The Mediterranean is full of unique spirits made with a variety of herbs, spices, and other flavorings. Each nation in the region seemingly has it’s own liquor or liqueur to be prideful of (or many), and Malta is no exception.
Mediterranean spirits are often aperitifs or digestif, made specifically for enjoying before or after meals. An noteworthy digestif from Malta is Hanini, made by Savina. The liqueur is a light, smooth, and delicate concoction made with carob.
Carob is often touted as a “healthy alternative” to chocolate — a touch sweater than chocolate, but with no caffeine. Like cacao, cacob comes from a pod that grows on a cacob tree. These pods are roasted and ground into a powder, which is used in the production of Hanini.

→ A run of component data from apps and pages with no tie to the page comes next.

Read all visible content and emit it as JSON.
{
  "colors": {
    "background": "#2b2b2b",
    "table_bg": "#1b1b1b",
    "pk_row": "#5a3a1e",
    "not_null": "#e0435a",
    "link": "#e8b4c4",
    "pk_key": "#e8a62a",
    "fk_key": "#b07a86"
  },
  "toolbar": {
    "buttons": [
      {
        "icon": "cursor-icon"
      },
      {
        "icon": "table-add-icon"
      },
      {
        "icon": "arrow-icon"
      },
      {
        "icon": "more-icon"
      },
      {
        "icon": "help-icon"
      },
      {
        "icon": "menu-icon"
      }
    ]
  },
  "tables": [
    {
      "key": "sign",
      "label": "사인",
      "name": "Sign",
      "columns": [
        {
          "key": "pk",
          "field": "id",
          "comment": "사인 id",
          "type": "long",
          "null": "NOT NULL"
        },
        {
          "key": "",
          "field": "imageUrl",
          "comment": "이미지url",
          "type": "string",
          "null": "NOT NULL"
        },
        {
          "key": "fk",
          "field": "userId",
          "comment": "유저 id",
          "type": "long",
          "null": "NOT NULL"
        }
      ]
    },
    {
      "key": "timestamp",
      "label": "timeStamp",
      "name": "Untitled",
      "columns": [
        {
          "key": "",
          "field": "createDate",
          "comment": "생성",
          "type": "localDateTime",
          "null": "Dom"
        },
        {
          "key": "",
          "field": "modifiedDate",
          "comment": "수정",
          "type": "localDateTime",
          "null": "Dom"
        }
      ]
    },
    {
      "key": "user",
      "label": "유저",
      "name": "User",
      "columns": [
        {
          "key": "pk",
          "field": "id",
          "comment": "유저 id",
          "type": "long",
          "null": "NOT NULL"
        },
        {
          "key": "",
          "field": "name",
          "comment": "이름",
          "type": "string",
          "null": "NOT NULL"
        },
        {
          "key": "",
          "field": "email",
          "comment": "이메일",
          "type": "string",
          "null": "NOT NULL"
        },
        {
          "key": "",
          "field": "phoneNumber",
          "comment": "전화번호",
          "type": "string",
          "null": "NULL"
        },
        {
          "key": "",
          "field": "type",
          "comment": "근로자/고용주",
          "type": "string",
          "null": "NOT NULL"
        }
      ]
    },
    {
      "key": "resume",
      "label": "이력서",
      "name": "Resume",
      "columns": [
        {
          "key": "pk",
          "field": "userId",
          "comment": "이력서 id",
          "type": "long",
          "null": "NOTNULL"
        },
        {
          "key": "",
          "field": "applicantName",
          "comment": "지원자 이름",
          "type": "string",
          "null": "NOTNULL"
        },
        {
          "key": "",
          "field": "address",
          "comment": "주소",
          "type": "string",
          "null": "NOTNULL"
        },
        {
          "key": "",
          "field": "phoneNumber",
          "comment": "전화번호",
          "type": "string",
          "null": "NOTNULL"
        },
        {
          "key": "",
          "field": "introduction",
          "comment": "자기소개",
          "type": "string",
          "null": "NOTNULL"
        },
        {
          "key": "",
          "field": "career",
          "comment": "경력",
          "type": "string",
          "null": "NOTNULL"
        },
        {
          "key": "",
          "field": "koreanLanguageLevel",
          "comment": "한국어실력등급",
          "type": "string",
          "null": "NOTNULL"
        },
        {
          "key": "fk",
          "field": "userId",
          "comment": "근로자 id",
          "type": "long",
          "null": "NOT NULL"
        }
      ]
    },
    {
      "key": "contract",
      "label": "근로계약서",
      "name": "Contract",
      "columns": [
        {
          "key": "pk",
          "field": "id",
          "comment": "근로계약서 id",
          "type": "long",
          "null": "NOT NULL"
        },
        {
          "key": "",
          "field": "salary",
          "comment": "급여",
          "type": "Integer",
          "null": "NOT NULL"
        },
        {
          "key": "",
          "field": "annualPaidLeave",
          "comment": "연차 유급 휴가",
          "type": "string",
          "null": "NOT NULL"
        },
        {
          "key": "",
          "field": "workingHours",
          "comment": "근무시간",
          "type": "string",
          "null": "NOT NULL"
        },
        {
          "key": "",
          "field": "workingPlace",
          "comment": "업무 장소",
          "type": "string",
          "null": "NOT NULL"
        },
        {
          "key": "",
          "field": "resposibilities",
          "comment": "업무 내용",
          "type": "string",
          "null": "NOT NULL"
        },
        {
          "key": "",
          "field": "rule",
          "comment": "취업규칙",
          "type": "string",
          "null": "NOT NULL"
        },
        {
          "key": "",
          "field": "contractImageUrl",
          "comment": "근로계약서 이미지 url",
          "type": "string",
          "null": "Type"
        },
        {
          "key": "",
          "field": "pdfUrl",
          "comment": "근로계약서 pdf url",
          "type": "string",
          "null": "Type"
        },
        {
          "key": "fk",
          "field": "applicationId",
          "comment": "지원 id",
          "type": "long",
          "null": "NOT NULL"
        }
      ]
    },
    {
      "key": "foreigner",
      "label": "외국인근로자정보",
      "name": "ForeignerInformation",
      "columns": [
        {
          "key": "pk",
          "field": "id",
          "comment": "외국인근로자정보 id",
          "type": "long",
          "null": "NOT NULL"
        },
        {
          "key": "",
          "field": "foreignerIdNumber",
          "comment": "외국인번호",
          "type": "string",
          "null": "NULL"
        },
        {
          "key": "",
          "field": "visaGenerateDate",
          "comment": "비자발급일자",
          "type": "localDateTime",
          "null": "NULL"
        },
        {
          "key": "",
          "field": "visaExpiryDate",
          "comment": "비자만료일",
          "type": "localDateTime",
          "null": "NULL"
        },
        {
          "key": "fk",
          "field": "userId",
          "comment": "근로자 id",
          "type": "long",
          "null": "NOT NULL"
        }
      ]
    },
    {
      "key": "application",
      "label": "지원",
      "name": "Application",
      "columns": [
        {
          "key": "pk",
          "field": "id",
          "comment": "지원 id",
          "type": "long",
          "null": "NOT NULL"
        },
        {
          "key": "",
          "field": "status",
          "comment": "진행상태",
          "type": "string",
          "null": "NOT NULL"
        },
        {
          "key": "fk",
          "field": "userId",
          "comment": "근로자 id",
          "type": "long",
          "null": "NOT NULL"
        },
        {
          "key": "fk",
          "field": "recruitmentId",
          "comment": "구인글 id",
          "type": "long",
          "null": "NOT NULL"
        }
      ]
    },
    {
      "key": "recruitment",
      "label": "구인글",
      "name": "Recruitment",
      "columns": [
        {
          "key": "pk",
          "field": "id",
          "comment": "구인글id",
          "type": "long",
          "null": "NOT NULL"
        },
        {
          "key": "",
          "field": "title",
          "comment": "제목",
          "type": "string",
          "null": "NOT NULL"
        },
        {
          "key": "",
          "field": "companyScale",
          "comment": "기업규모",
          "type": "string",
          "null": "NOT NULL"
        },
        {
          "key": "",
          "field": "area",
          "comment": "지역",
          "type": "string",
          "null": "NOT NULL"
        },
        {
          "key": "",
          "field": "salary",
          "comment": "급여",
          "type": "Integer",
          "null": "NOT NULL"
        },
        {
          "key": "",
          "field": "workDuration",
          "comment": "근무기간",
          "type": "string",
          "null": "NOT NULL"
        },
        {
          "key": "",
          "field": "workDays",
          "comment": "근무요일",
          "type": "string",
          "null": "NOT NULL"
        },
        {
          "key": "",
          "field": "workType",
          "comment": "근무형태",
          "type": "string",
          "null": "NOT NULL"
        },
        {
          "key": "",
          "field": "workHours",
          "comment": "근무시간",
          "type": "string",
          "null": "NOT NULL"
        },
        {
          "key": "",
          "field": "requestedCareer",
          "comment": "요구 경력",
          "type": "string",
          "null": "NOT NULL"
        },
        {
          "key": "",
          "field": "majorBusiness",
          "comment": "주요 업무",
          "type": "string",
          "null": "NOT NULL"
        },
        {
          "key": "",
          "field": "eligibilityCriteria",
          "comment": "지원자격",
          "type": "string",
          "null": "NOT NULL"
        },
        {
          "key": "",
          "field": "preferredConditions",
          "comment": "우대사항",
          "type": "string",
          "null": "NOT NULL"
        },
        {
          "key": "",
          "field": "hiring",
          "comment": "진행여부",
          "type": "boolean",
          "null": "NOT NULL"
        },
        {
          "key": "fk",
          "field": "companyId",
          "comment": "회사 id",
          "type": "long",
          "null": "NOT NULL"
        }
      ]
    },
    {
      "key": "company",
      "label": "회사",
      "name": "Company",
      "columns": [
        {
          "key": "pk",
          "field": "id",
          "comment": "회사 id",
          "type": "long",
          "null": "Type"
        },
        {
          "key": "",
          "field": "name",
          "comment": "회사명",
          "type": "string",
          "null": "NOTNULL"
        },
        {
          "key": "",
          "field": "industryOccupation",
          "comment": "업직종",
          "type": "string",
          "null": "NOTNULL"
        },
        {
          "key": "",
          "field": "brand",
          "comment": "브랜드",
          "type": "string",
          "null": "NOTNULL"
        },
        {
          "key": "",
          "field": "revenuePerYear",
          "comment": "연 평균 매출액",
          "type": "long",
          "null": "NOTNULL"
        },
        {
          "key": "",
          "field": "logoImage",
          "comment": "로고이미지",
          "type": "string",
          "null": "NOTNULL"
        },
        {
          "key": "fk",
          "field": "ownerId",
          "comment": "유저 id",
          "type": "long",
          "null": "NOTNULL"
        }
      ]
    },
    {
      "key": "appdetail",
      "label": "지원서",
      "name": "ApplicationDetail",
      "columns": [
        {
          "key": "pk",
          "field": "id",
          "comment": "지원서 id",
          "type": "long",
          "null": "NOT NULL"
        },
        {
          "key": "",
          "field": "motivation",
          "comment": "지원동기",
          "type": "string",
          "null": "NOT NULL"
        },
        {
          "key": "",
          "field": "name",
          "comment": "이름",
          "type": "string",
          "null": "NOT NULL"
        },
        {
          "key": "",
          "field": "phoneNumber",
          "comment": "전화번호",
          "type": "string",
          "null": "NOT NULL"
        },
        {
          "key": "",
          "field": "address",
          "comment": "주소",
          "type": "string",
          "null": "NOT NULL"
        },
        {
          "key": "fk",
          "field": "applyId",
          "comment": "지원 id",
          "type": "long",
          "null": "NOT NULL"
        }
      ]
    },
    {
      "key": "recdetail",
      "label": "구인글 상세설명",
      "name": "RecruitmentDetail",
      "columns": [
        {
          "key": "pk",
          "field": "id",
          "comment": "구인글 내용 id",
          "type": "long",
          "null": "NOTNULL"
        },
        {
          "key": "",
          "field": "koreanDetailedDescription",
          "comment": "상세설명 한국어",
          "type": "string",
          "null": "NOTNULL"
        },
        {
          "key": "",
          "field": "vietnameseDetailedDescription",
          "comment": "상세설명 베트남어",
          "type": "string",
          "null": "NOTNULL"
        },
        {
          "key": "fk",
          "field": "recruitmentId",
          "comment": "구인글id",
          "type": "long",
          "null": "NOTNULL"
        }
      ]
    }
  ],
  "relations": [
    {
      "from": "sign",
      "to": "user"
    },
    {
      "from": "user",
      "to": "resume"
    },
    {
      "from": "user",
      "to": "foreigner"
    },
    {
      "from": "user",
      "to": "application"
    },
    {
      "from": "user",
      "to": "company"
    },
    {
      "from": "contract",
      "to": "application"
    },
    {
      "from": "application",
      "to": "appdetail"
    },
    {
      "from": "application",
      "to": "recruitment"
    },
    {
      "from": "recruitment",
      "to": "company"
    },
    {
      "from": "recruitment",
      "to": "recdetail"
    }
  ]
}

At 24 percent ABV, Hanini is most often sipped neat or on the rocks following a dinner (as is the case with most digestifs). Think of it as a liquid form of desert.
Hanini and the Savina line of beverages are part of the overall Magro Group, a Maltese business organization. The Magro Group also maintains a large variety of canning, dairy, and craft food brands.
The word hanini is a term of endearment in Malta, meaning “cute,” however the spirit is named for the Magro family’s M.V. Hanini, a boat that transported a variety of herbs, spice, and other goods (including carob) across the Mediterranean Sea. The ship eventually sank, but the spirit lives on with the digestif. The bottle includes an anchor and the word “sweetheart.”
Savina also makes liqueurs like Laringina, an orange-based drink, and Nozzi Supreme, a liqueur blend made with whiskey, cream, caramel, and herbs and spices. Tikka is another aperitif controlled by the Magro family, as well as the Leila brand of liqueurs, which include carob, amaretto, and limoncello.
These products are widely available in Malta and other select Mediterranean markets. If you stumble upon Hanini and chocolate is in your wheelhouse, go ahead and pick it up!